Jones-Hughes, founder of Brightonmums.com, scoured through the internet community to relay her message, “We have chosen a public venue, where there is space to be seated but also be noticed.”

In a column in The Guardian, she followed up, “After being verbally attacked for not covering up while feeding my four-month-old, I decided it was time to make a statement to show that mothers will no longer tolerate being harassed for feeding our babies in public.”

As a result, 40 moms appeared at the Clock Tower, breastfeeding their babies for all the public passerby’s to witness. The event kicked off plans for more public demonstrations for women’s rights as Jones-Hughes blogged, “Women in both London and Manchester staged flash mobs for National Breastfeeding Awareness month in June. But it is part of a growing trend.”

The issue has been mirrored in the U.S as well—there have been “nurse ins” on the sidewalks of Illinois with activist group La Leche League (I know, so cute) backing the movements. The group encourages educating moms about the importance of breastfeeding.

Unfortunately, mothers have been shunned from society for their “indecency,” so naturally some moms are forced to feel uncomfortable about feeding their babies in public. A poll released in 2009 from Mother& Baby magazine reported that 65% of mothers in the UK were too self conscious to even try breastfeeding and 41% only do it in private.

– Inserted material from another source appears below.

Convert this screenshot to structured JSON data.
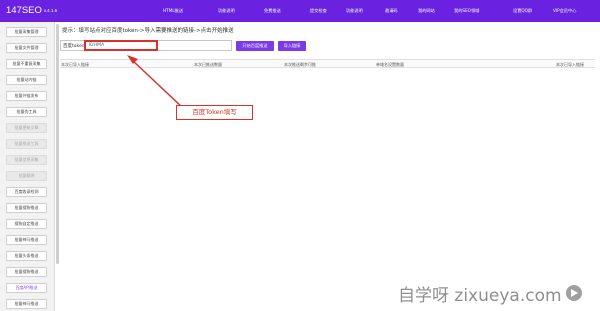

Claire Jones-Hughes and many like-minded mothers continue to battle with society for their rights.

Read More at Huffington Post